PROBLEM DESCRIPTION =>
Nothing but the lines from the one containing "Extract the structured" through the end of the material should be restated, and each exactly.

DATA FOR THIS EXERCISE =>
┌────────

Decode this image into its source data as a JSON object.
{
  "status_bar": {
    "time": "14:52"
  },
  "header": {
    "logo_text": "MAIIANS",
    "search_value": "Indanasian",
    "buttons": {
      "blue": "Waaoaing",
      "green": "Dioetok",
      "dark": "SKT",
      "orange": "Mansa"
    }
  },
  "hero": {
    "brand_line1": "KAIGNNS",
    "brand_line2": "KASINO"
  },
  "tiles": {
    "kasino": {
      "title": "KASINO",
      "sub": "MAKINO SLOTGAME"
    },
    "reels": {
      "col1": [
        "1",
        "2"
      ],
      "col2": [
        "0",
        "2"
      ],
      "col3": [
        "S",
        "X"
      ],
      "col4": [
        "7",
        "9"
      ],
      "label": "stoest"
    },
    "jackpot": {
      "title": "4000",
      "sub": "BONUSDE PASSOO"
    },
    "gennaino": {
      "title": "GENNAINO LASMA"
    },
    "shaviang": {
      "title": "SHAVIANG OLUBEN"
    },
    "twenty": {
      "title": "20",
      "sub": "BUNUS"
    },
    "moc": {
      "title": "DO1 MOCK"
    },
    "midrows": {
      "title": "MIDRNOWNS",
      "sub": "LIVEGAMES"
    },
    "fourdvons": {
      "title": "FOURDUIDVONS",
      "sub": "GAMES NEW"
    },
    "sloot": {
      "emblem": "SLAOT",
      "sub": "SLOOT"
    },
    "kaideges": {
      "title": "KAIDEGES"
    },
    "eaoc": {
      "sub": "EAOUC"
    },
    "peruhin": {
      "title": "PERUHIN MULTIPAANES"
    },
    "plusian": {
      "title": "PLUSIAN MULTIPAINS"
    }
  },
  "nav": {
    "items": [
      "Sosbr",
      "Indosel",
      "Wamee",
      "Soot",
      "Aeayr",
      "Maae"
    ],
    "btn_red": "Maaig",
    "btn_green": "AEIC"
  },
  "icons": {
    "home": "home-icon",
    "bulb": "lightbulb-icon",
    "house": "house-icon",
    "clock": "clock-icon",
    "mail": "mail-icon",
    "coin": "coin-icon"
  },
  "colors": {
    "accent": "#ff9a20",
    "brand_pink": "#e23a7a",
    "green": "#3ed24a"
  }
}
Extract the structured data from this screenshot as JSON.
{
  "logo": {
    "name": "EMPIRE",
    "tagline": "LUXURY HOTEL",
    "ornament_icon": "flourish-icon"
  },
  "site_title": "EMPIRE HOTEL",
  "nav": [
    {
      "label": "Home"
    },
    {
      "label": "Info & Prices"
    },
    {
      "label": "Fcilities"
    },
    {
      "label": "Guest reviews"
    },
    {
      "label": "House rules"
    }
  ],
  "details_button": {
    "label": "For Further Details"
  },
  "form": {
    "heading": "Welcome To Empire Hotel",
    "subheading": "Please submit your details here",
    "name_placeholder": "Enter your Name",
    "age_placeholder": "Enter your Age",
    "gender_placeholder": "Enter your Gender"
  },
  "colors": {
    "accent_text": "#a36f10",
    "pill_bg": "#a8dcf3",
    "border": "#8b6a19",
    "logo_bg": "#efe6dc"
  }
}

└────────

WRITTEN REPLY =>
Extract the structured data from this screenshot as JSON.
{
  "logo": {
    "name": "EMPIRE",
    "tagline": "LUXURY HOTEL",
    "ornament_icon": "flourish-icon"
  },
  "site_title": "EMPIRE HOTEL",
  "nav": [
    {
      "label": "Home"
    },
    {
      "label": "Info & Prices"
    },
    {
      "label": "Fcilities"
    },
    {
      "label": "Guest reviews"
    },
    {
      "label": "House rules"
    }
  ],
  "details_button": {
    "label": "For Further Details"
  },
  "form": {
    "heading": "Welcome To Empire Hotel",
    "subheading": "Please submit your details here",
    "name_placeholder": "Enter your Name",
    "age_placeholder": "Enter your Age",
    "gender_placeholder": "Enter your Gender"
  },
  "colors": {
    "accent_text": "#a36f10",
    "pill_bg": "#a8dcf3",
    "border": "#8b6a19",
    "logo_bg": "#efe6dc"
  }
}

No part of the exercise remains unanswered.